Family Room Battle: Fireplace vs. Flat Screen TV
Do you actually use that fireplace of yours that dominates your family room? Really use it? How often? Is it like the dining room that you use 2 or 3 times a year (if at all)? How does your big screen TV get along with that fireplace? If your house is like most, the family room was probably designed for a furniture layout focusing on that fireplace. Not too big of a problem when TV’s were small. TV’s, however, are no longer small. If it didn’t look ridiculous, you probably would put that big screen TV right in front of your fireplace. I’m guessing that you probably haven’t done that.
So where do you put that new, big flat-screen HD TV? I can see two options. You could mount it above the fireplace. If your fireplace is brick or stone the TV just looks out of place. If you have a painted wall surface above the fireplace you could put the TV there without it looking odd, but do you really want it there? Here are some reasons why you shouldn’t:
- First, all fireplaces get hot above the firebox. I, personally, would not want to risk damage from heat to my expensive TV.
- Second, I don’t think positioning a TV above a firebox creates ideal viewing conditions. Having to look up at the TV is somewhat unnatural, and certainly irritating.
- the second option: placing the TV next to the fireplace. For most homes this is the likely scenario. It’s less than ideal, but acceptable. Several examples are illustrated. Positioning the TV on a shelf to the
- side of the fireplace looks
- like an afterthought and is lousy for TV watching. Building a TV into
- a cabinet does not seem like a good solution either – too many
- access and heat build-up issues.
All this discussion really begs the question: would I really be better
off without the fireplace? Perhaps you would, but it’s not an option if you already have one.
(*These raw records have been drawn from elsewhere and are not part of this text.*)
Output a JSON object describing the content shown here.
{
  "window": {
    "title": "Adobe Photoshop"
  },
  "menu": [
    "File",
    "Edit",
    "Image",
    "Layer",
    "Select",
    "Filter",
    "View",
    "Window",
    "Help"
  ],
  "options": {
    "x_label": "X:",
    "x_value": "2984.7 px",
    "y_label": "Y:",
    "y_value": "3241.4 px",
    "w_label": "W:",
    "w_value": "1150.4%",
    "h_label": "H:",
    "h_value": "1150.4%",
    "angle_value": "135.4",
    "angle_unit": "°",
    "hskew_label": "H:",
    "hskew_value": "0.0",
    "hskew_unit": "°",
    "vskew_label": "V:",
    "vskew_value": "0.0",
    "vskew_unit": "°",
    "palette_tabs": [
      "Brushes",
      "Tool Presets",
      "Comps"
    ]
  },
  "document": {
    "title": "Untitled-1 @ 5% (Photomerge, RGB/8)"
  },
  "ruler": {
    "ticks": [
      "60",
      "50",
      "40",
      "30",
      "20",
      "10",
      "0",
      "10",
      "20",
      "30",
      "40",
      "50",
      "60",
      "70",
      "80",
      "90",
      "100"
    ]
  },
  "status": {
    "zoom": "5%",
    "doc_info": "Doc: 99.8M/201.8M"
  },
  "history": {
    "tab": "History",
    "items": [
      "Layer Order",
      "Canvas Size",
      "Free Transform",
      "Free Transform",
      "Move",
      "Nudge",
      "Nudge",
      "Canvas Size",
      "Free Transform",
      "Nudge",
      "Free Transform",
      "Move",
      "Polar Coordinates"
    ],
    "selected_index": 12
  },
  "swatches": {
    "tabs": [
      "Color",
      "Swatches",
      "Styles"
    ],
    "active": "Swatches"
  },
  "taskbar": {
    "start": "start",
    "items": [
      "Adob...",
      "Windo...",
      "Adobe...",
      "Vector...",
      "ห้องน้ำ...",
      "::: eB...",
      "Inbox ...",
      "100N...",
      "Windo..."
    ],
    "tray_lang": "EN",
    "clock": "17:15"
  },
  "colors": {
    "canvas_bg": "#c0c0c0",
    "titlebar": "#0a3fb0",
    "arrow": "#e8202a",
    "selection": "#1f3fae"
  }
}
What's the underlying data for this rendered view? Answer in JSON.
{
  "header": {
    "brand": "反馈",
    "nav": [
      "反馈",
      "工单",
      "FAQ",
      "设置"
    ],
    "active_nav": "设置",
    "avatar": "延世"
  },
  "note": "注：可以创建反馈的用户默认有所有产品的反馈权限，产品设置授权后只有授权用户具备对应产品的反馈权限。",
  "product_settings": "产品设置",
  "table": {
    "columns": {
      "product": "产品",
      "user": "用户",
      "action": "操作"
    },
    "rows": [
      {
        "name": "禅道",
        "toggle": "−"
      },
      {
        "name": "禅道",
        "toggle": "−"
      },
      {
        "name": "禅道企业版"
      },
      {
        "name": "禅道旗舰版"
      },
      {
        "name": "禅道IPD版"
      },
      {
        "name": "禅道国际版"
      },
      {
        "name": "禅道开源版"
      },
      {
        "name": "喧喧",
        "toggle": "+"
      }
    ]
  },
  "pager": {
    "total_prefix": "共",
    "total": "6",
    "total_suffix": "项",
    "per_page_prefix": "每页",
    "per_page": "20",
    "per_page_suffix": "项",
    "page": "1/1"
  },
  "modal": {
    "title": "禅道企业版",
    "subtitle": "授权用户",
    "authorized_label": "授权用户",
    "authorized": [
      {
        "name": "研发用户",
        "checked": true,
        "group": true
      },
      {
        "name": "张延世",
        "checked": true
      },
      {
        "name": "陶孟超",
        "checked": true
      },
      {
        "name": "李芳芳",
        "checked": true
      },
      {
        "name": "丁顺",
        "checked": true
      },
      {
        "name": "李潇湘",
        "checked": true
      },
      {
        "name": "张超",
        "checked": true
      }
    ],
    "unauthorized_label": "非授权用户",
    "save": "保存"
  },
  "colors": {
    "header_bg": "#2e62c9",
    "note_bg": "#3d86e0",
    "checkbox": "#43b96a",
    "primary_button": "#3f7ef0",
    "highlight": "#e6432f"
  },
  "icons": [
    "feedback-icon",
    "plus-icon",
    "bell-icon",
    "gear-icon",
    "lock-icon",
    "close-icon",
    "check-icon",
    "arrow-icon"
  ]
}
If, however, you are building a new home, an alternative location may make sense for you. I suggest the Library, Den, Home Office or Away Room. These are quiet rooms. They are smaller and more intimate, suited for reading or quiet work. A fireplace better fits the mood of this type of room. Considering the high cost of firewood or operating gas logs, the fireplace has been relegated to appointment viewing. If you agree with this thought, then having a room optimized for fireplace viewing makes sense. If you are thinking of building a new home, stop by our Manors of Deerwood Sales Office, in Clarkston Michigan and talk to Pat Hansen. Check out Our Web Site for directions.